It seems clear: The Castro and the wider LGBT community are in the midst of an identity crisis. We may know who we are, but not necessarily where we are or where we should go. At times like this, as we look for guideposts and resources that will help us deal with rapid change while maintaining our vision of social justice, learning about our history is more important than ever.

And that also means that our museum and archives have essential roles to play. As the Bay Area LGBT community spreads out geographically, it's important that we have spaces where we come together to remember and celebrate, research and educate, share our concerns, our stories, and our hopes. And it's incumbent upon us to leverage our compelling history and collective voices to help secure rights for all queer people and for all facing discrimination and exclusion. Not just in San Francisco, but across the globe.

So as the historical society celebrates its 30th anniversary, it's not a time to pat ourselves on the back for a job well done. It's a time to redouble our commitment to owning and honoring and sharing our incredible and diverse past. It's a time to engage archive researchers and museum visitors of all genders and orientations from around the world and to invite them to understand and embrace our life-affirming and history-affirming stories.

Much like our community, the GLBT Historical Society now stands at a moment of great change and opportunity. We have secured a five-year lease to keep the GLBT History Museum open in the Castro, but we must move our archives and reading room from their current downtown location to a larger and more affordable space within the next year. The good news: as a city and community, we have the means " but only if we make preserving the stories of our past a priority.

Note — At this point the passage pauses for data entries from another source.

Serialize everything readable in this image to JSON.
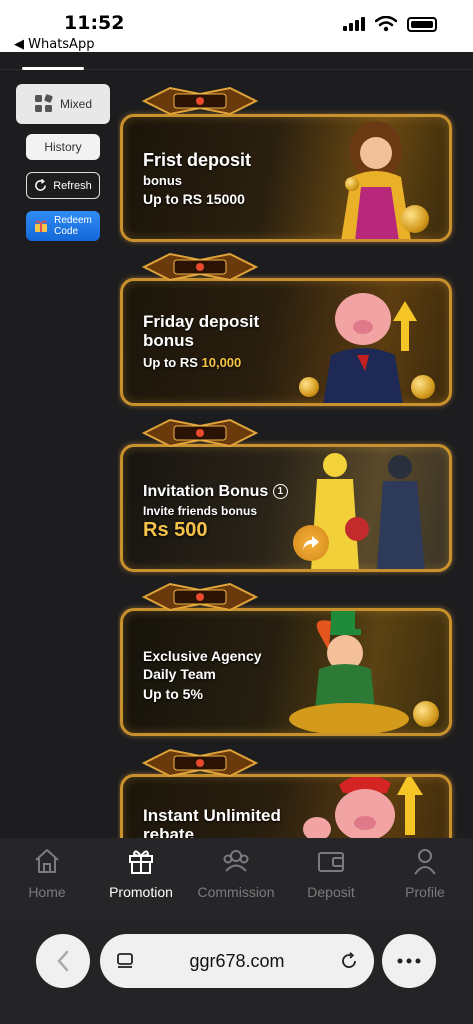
{
  "status_bar": {
    "time": "11:52",
    "back_label": "◀ WhatsApp"
  },
  "sidebar": {
    "mixed_label": "Mixed",
    "history_label": "History",
    "refresh_label": "Refresh",
    "redeem_label_line1": "Redeem",
    "redeem_label_line2": "Code"
  },
  "banners": [
    {
      "title": "Frist deposit",
      "sub": "bonus",
      "sub2": "Up to RS 15000"
    },
    {
      "title": "Friday deposit",
      "title2": "bonus",
      "sub_prefix": "Up to RS ",
      "sub_highlight": "10,000"
    },
    {
      "title": "Invitation Bonus",
      "info": "1",
      "sub": "Invite friends bonus",
      "big": "Rs 500"
    },
    {
      "title": "Exclusive Agency",
      "title2": "Daily Team",
      "sub": "Up to 5%"
    },
    {
      "title": "Instant Unlimited",
      "title2": "rebate"
    }
  ],
  "nav": {
    "items": [
      {
        "label": "Home",
        "icon": "home-icon"
      },
      {
        "label": "Promotion",
        "icon": "gift-icon"
      },
      {
        "label": "Commission",
        "icon": "people-icon"
      },
      {
        "label": "Deposit",
        "icon": "wallet-icon"
      },
      {
        "label": "Profile",
        "icon": "person-icon"
      }
    ],
    "active": "Promotion"
  },
  "browser": {
    "url": "ggr678.com"
  },
  "colors": {
    "accent_gold": "#c9912e",
    "active_nav": "#ffffff",
    "inactive_nav": "#7b7b7e",
    "redeem_blue": "#1f7be6"
  }
}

Working together, we can build on our successes to expand our capacity and become a truly world-class cultural institution. Working together, we can solidify our reputation as the international go-to destination for research and as a model for promoting LGBT history. Working together, we can ultimately build a permanent combined home for our museum and archives that honors San Francisco's central place in America's LGBT liberation movement.

Great dreams require great resources. More than ever, this vision for the GLBT Historical Society's future is a worthy and attainable endeavor for all of us. Whether you're a recent arrival to the Bay Area or a longtime resident, whether you can offer major financial support or a modest amount, you have a vital role to play. We have identified four immediate steps to ensure the institution's growth as we move forward:

- Secure a new space to expand our archives and support researchers.

- Revitalize our commitment to forceful and engaging museum exhibitions and programming.

- Grow our staff and infrastructure to meet the needs of the community.

- Build a cash reserve to secure our collections and museum for future generations of visitors and researchers.

So how can you get involved in this exciting project? Next time you're in the Castro, come visit the museum at 4127 18th Street and see what we're doing. If you're interested in research, make an appointment to use our archives. Next time you're online " maybe even now " make a donation at http://www.glbthistory.org. And please spread this message to your friends, family, and colleagues.

Let's do this. Together.


Daryl Carr is the acting executive director of the GLBT Historical Society. For more information, visit www.glbthistory.org.